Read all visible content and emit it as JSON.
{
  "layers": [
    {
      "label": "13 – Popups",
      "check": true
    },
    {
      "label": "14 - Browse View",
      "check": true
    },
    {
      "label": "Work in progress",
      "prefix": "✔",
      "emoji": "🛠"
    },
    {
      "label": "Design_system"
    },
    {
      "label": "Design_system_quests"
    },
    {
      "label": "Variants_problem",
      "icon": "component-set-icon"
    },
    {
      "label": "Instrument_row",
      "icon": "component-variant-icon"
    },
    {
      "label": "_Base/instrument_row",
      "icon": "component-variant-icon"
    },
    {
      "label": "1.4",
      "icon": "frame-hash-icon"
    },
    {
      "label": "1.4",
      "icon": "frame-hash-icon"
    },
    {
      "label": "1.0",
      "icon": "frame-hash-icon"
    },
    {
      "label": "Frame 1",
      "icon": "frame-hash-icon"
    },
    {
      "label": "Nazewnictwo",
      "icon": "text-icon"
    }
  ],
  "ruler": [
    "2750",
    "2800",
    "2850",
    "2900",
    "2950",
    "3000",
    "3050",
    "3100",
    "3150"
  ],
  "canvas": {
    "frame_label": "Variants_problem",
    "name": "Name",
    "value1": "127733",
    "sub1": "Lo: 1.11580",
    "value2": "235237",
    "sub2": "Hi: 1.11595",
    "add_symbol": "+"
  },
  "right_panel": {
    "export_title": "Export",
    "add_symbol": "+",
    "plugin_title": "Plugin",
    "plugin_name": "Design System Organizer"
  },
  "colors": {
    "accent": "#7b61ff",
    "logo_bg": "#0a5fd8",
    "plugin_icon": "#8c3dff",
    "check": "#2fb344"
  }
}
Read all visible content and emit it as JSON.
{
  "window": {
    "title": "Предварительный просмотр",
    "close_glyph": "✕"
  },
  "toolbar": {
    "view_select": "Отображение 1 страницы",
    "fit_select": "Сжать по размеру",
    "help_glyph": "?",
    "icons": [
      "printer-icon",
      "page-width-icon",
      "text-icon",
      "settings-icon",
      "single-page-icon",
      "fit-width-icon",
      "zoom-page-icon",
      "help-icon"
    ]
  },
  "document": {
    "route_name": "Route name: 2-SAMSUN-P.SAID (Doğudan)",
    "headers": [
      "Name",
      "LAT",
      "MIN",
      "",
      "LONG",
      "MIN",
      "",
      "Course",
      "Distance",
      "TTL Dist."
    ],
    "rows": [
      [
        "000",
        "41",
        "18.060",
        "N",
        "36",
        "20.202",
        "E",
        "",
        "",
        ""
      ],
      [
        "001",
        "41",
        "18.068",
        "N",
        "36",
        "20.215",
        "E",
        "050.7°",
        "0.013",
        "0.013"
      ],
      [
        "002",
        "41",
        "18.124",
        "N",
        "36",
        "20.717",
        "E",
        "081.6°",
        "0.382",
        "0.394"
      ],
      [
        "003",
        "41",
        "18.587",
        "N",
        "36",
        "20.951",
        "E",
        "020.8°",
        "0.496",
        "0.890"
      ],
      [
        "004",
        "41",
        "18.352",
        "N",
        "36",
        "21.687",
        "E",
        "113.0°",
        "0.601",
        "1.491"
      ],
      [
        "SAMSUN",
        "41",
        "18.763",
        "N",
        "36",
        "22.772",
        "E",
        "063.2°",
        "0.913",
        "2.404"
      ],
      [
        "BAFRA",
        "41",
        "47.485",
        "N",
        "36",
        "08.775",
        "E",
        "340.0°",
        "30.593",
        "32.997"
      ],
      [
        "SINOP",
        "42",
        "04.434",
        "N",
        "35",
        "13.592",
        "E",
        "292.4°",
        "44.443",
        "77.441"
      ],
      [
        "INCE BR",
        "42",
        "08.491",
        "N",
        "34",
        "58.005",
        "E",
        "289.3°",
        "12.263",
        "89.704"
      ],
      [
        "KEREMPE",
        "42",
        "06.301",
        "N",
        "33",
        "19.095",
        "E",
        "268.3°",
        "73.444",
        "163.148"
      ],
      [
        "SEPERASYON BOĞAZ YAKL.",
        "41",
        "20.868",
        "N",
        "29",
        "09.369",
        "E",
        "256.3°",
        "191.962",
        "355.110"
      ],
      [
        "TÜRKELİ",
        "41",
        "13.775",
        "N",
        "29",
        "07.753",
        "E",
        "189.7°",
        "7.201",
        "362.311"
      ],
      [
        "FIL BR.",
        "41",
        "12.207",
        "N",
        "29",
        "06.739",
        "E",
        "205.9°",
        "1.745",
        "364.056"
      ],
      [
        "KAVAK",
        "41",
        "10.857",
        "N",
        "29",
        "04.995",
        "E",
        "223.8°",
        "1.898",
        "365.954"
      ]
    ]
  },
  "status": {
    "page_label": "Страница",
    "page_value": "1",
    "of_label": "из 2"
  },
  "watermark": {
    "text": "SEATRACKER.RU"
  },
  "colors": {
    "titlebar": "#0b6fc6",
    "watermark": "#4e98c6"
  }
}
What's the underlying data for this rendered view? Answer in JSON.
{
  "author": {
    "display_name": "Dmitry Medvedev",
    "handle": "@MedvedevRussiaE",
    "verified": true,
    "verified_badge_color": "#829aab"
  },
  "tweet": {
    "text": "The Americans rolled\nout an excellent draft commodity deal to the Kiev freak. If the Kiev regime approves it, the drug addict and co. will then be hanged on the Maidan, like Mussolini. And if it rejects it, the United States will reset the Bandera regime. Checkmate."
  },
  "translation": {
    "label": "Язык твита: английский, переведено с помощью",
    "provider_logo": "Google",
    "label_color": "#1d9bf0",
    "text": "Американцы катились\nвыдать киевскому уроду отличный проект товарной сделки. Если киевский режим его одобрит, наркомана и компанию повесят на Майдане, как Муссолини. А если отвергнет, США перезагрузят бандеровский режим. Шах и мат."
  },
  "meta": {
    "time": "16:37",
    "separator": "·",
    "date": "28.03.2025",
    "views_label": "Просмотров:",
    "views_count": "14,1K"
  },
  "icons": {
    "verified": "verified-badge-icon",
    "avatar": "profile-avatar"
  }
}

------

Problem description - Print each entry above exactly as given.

Result of the task -
Read all visible content and emit it as JSON.
{
  "layers": [
    {
      "label": "13 – Popups",
      "check": true
    },
    {
      "label": "14 - Browse View",
      "check": true
    },
    {
      "label": "Work in progress",
      "prefix": "✔",
      "emoji": "🛠"
    },
    {
      "label": "Design_system"
    },
    {
      "label": "Design_system_quests"
    },
    {
      "label": "Variants_problem",
      "icon": "component-set-icon"
    },
    {
      "label": "Instrument_row",
      "icon": "component-variant-icon"
    },
    {
      "label": "_Base/instrument_row",
      "icon": "component-variant-icon"
    },
    {
      "label": "1.4",
      "icon": "frame-hash-icon"
    },
    {
      "label": "1.4",
      "icon": "frame-hash-icon"
    },
    {
      "label": "1.0",
      "icon": "frame-hash-icon"
    },
    {
      "label": "Frame 1",
      "icon": "frame-hash-icon"
    },
    {
      "label": "Nazewnictwo",
      "icon": "text-icon"
    }
  ],
  "ruler": [
    "2750",
    "2800",
    "2850",
    "2900",
    "2950",
    "3000",
    "3050",
    "3100",
    "3150"
  ],
  "canvas": {
    "frame_label": "Variants_problem",
    "name": "Name",
    "value1": "127733",
    "sub1": "Lo: 1.11580",
    "value2": "235237",
    "sub2": "Hi: 1.11595",
    "add_symbol": "+"
  },
  "right_panel": {
    "export_title": "Export",
    "add_symbol": "+",
    "plugin_title": "Plugin",
    "plugin_name": "Design System Organizer"
  },
  "colors": {
    "accent": "#7b61ff",
    "logo_bg": "#0a5fd8",
    "plugin_icon": "#8c3dff",
    "check": "#2fb344"
  }
}
Read all visible content and emit it as JSON.
{
  "window": {
    "title": "Предварительный просмотр",
    "close_glyph": "✕"
  },
  "toolbar": {
    "view_select": "Отображение 1 страницы",
    "fit_select": "Сжать по размеру",
    "help_glyph": "?",
    "icons": [
      "printer-icon",
      "page-width-icon",
      "text-icon",
      "settings-icon",
      "single-page-icon",
      "fit-width-icon",
      "zoom-page-icon",
      "help-icon"
    ]
  },
  "document": {
    "route_name": "Route name: 2-SAMSUN-P.SAID (Doğudan)",
    "headers": [
      "Name",
      "LAT",
      "MIN",
      "",
      "LONG",
      "MIN",
      "",
      "Course",
      "Distance",
      "TTL Dist."
    ],
    "rows": [
      [
        "000",
        "41",
        "18.060",
        "N",
        "36",
        "20.202",
        "E",
        "",
        "",
        ""
      ],
      [
        "001",
        "41",
        "18.068",
        "N",
        "36",
        "20.215",
        "E",
        "050.7°",
        "0.013",
        "0.013"
      ],
      [
        "002",
        "41",
        "18.124",
        "N",
        "36",
        "20.717",
        "E",
        "081.6°",
        "0.382",
        "0.394"
      ],
      [
        "003",
        "41",
        "18.587",
        "N",
        "36",
        "20.951",
        "E",
        "020.8°",
        "0.496",
        "0.890"
      ],
      [
        "004",
        "41",
        "18.352",
        "N",
        "36",
        "21.687",
        "E",
        "113.0°",
        "0.601",
        "1.491"
      ],
      [
        "SAMSUN",
        "41",
        "18.763",
        "N",
        "36",
        "22.772",
        "E",
        "063.2°",
        "0.913",
        "2.404"
      ],
      [
        "BAFRA",
        "41",
        "47.485",
        "N",
        "36",
        "08.775",
        "E",
        "340.0°",
        "30.593",
        "32.997"
      ],
      [
        "SINOP",
        "42",
        "04.434",
        "N",
        "35",
        "13.592",
        "E",
        "292.4°",
        "44.443",
        "77.441"
      ],
      [
        "INCE BR",
        "42",
        "08.491",
        "N",
        "34",
        "58.005",
        "E",
        "289.3°",
        "12.263",
        "89.704"
      ],
      [
        "KEREMPE",
        "42",
        "06.301",
        "N",
        "33",
        "19.095",
        "E",
        "268.3°",
        "73.444",
        "163.148"
      ],
      [
        "SEPERASYON BOĞAZ YAKL.",
        "41",
        "20.868",
        "N",
        "29",
        "09.369",
        "E",
        "256.3°",
        "191.962",
        "355.110"
      ],
      [
        "TÜRKELİ",
        "41",
        "13.775",
        "N",
        "29",
        "07.753",
        "E",
        "189.7°",
        "7.201",
        "362.311"
      ],
      [
        "FIL BR.",
        "41",
        "12.207",
        "N",
        "29",
        "06.739",
        "E",
        "205.9°",
        "1.745",
        "364.056"
      ],
      [
        "KAVAK",
        "41",
        "10.857",
        "N",
        "29",
        "04.995",
        "E",
        "223.8°",
        "1.898",
        "365.954"
      ]
    ]
  },
  "status": {
    "page_label": "Страница",
    "page_value": "1",
    "of_label": "из 2"
  },
  "watermark": {
    "text": "SEATRACKER.RU"
  },
  "colors": {
    "titlebar": "#0b6fc6",
    "watermark": "#4e98c6"
  }
}
What's the underlying data for this rendered view? Answer in JSON.
{
  "author": {
    "display_name": "Dmitry Medvedev",
    "handle": "@MedvedevRussiaE",
    "verified": true,
    "verified_badge_color": "#829aab"
  },
  "tweet": {
    "text": "The Americans rolled\nout an excellent draft commodity deal to the Kiev freak. If the Kiev regime approves it, the drug addict and co. will then be hanged on the Maidan, like Mussolini. And if it rejects it, the United States will reset the Bandera regime. Checkmate."
  },
  "translation": {
    "label": "Язык твита: английский, переведено с помощью",
    "provider_logo": "Google",
    "label_color": "#1d9bf0",
    "text": "Американцы катились\nвыдать киевскому уроду отличный проект товарной сделки. Если киевский режим его одобрит, наркомана и компанию повесят на Майдане, как Муссолини. А если отвергнет, США перезагрузят бандеровский режим. Шах и мат."
  },
  "meta": {
    "time": "16:37",
    "separator": "·",
    "date": "28.03.2025",
    "views_label": "Просмотров:",
    "views_count": "14,1K"
  },
  "icons": {
    "verified": "verified-badge-icon",
    "avatar": "profile-avatar"
  }
}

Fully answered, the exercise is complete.